* What needs to be done
Please copy every line of the data in which the string "icon" appears.

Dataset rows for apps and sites
____________________

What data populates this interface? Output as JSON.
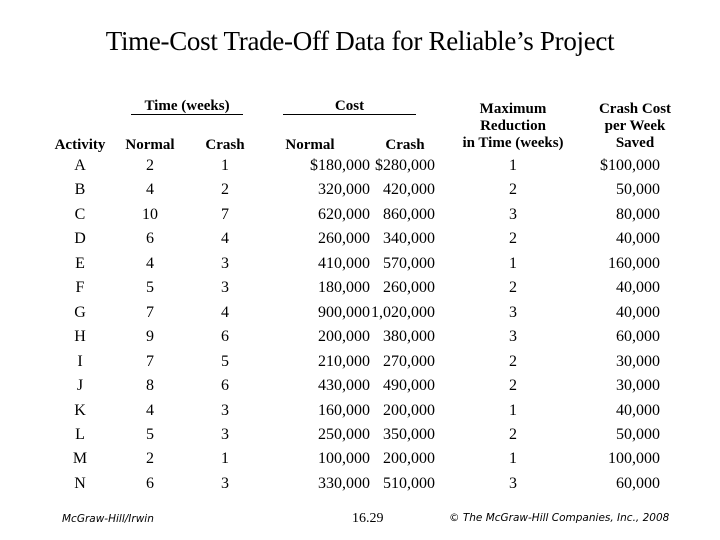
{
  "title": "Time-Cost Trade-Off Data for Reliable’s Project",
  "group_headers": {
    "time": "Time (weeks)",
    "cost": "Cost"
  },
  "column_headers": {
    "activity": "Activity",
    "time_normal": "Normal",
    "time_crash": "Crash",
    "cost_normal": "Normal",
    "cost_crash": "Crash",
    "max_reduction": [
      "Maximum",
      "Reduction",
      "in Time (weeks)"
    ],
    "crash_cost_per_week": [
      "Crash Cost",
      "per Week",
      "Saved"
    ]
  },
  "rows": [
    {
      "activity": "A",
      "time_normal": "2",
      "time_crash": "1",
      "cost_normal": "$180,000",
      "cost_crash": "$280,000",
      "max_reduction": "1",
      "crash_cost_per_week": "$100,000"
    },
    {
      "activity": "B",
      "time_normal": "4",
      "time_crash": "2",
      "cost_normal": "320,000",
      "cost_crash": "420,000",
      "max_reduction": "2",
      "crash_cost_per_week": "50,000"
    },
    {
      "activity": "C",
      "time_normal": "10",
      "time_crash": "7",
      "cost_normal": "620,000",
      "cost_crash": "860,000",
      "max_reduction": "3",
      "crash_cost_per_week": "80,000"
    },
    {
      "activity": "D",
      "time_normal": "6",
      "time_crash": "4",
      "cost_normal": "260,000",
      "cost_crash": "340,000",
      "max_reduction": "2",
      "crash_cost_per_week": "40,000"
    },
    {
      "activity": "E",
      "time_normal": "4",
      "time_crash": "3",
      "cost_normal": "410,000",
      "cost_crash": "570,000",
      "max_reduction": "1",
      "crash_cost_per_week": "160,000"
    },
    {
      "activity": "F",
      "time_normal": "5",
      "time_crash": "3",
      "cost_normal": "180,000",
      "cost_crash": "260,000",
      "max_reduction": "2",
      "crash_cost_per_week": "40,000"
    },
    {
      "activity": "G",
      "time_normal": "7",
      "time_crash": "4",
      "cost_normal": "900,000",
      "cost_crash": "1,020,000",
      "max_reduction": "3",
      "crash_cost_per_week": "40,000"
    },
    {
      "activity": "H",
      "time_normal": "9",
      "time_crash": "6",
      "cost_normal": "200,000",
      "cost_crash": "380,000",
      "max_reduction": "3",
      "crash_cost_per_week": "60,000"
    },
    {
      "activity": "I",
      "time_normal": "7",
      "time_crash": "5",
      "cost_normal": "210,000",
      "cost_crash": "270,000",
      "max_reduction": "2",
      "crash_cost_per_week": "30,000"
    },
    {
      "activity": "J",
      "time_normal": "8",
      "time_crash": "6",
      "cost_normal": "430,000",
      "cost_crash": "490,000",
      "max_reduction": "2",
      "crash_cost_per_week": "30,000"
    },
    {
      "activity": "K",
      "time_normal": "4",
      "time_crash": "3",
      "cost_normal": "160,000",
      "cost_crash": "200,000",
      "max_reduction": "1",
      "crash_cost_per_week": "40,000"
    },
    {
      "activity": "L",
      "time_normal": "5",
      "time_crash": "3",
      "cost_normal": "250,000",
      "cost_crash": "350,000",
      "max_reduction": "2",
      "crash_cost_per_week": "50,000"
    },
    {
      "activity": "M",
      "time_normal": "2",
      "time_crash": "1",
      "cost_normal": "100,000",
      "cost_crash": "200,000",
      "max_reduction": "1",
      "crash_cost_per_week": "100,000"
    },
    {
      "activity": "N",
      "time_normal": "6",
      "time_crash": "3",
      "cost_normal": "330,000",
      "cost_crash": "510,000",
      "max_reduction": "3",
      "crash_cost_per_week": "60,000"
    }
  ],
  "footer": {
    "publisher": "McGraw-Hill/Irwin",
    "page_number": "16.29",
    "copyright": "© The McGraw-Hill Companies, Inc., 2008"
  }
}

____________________

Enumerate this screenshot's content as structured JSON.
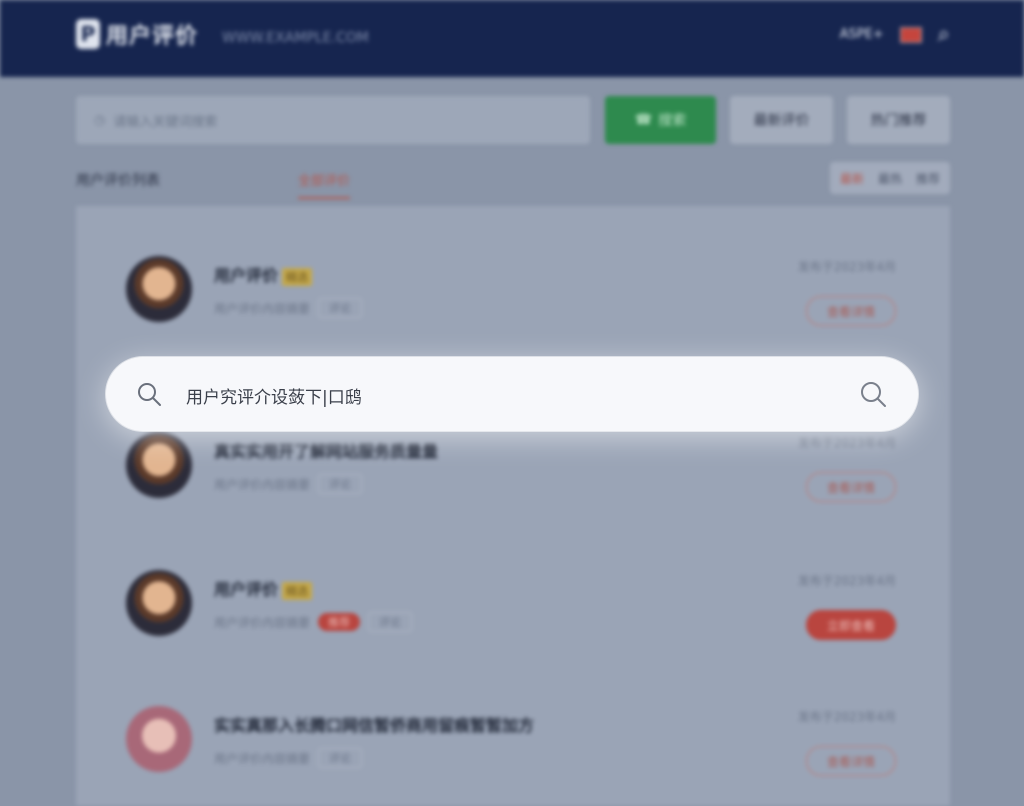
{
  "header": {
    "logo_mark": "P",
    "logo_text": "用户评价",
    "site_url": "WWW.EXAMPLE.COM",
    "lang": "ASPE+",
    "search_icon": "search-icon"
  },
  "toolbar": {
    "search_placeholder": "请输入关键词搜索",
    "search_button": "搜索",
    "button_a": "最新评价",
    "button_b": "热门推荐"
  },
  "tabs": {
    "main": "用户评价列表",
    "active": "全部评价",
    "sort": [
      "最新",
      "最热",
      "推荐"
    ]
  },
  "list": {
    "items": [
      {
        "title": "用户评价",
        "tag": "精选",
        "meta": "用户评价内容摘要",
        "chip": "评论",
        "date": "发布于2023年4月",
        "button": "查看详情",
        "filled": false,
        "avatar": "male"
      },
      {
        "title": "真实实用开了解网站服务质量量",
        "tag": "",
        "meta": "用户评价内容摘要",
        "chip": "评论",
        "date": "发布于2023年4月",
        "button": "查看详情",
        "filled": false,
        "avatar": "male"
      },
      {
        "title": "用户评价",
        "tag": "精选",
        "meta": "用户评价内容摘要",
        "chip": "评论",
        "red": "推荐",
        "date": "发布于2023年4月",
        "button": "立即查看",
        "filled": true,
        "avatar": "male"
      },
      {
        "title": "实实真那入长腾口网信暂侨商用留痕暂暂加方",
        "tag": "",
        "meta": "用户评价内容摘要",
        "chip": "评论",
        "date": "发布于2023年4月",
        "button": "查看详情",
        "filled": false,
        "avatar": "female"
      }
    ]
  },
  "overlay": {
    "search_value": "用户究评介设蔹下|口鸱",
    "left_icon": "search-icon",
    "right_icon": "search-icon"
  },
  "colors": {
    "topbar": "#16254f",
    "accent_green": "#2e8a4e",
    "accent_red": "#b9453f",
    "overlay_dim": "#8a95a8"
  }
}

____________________

* Result of this task
    "search_icon": "search-icon"
    "left_icon": "search-icon",
    "right_icon": "search-icon"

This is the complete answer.